Published: January 24, 2022
The James Webb Space Telescope (JWST) has reached its final resting place at the Lagrange Point 2, a relatively stable area in space where it will be calibrated and prepared to peer deep into the universe’s past. (Image: NASA/Desiree Stover CC0 1.0)

On Jan. 24, the James Webb Space Telescope (JWST) successfully reached its observation point dubbed the “Lagrange Point 2” (L2) some 1.5 million kilometers (932,057 miles) from Earth on its nightside. 

After a roughly 30 day trip through the vacuum of space the JWST was nudged into place with a short five-minute thruster burst. Over the coming months, operators on Earth will tune the telescope to get it ready to peer billions of years into the past, some 250 million years after the theoretical Big Bang. 

The next task for scientists includes switching on four instruments attached to the telescope and focusing its primary reflector which spans 6.5 metres.

Charlie Atkinson, chief engineer, told the BBC, “There’s a pretty intensive effort to take all of those 18 segments from their current state and get them to act as one big mirror, and also to get the secondary mirror into its optimised condition,” adding that, “We do this using the science images, which is why we need to get the science instruments activated and checked out with some initial calibration work.”

The JWST is the successor to the infamous Hubble Space Telescope and was launched on Dec. 25 by an Ariane-5 rocket from French Guiana. The telescope has the ability to capture images of the very first stars forming in the universe and to identify distant planets to see if they may be habitable. 

While Europe’s Ariane-5 rocket gave the telescope a near perfect trajectory and velocity to make the trip to the L2 scientists did have to initiate two course correction burns — not including its final thruster burn — to get the telescope to its planned destination.  

The L2 point was chosen because it is located in one of five gravitational “sweet-spots” in the solar system where satellites can hold their position with few orbital adjustments, thus conserving fuel. The telescope has enough fuel to continually operate for approximately 20 years.

The position also serves up the perfect temperature for the telescope to operate. The JWST is designed to view the universe in infrared light and must maintain super-cold conditions for its hardware to work.

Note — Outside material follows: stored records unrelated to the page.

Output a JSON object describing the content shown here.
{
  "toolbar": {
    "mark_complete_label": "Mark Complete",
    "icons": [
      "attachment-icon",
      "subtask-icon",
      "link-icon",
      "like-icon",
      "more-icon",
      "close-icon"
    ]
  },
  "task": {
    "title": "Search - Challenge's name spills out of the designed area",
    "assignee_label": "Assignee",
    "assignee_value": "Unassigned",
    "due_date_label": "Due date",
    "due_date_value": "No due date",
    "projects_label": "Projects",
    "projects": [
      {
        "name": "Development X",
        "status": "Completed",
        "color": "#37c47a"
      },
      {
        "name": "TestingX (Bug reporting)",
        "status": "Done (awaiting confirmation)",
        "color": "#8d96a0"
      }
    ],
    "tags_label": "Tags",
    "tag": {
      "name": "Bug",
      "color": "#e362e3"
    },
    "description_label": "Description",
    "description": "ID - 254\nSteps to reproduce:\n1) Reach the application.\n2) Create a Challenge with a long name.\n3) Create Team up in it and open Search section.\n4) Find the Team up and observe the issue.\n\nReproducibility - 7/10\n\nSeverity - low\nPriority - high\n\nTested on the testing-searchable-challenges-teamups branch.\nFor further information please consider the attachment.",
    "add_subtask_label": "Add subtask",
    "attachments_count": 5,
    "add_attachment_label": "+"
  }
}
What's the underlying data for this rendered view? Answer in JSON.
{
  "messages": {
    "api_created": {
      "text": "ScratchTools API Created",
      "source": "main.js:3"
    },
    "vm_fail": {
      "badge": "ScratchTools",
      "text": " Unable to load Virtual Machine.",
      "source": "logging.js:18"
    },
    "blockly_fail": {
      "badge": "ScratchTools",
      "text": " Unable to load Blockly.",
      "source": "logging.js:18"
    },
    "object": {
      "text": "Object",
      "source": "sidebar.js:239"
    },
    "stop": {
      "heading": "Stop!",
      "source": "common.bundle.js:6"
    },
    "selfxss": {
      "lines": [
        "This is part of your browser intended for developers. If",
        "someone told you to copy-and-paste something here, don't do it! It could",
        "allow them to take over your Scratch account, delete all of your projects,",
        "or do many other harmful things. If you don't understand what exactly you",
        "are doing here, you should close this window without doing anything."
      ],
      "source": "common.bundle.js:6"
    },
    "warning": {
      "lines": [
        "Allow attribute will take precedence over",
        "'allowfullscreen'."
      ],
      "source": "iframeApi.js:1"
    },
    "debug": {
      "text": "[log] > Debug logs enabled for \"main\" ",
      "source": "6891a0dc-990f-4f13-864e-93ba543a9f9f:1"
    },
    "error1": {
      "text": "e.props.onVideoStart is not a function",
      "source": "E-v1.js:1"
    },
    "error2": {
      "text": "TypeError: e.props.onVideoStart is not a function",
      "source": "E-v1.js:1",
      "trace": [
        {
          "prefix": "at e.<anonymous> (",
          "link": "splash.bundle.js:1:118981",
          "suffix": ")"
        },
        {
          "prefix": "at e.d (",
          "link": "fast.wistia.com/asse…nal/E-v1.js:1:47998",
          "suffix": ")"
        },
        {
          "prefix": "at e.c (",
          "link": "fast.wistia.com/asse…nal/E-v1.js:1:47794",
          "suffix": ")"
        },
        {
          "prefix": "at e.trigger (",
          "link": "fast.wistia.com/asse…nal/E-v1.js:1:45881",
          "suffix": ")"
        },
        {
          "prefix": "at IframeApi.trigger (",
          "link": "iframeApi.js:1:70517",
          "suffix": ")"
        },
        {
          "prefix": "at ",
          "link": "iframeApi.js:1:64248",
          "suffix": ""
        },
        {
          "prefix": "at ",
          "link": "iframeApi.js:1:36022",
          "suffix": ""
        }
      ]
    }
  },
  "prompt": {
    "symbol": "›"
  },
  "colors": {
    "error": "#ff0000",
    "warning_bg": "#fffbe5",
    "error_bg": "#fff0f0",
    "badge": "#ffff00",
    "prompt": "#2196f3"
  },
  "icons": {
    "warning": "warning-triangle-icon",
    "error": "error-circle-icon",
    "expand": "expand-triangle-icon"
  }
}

A large sunshield blocks the sun’s rays from hitting optics and instruments on the JWST, cooling them to about -230 Celsius (-382 Fahrenheit).

Since the telescope uses infrared light it has the ability to peer through dust to see stars that otherwise would be obscured. 

Jean-Paul Pinaud, who leads the Northrop engineers that keep the JWST on track told the BBC, “L2 is pseudo-stable. The flight operations team is preparing routine station-keeping burns. They’ll be doing those every 20 days or so with the trajectory calculations provided by our flight dynamics team. We’ll set them up in a similar way, and then fire the thruster. But the burns will be quite small.”

The team in charge is in the midst of calibrating the telescope and aligning its 18 individual mirror segments, an endeavor that is expected to take upwards of three months. The alignment of the mirror segments will be brought down from millimeters to nanometres.

“Similar adjustments will be applied to the 74cm-diameter secondary reflector which sits out in front of the primary mirror and is used to bounce light back towards the instruments,” the BBC reported. 

Kyle Hott, the mission systems engineering lead at Northrop told the BBC, “It’s pretty incredible to think that it was all just a concept on paper decades ago, and now it’s actually here, arriving at L2. Morale is high and we’re so very excited.”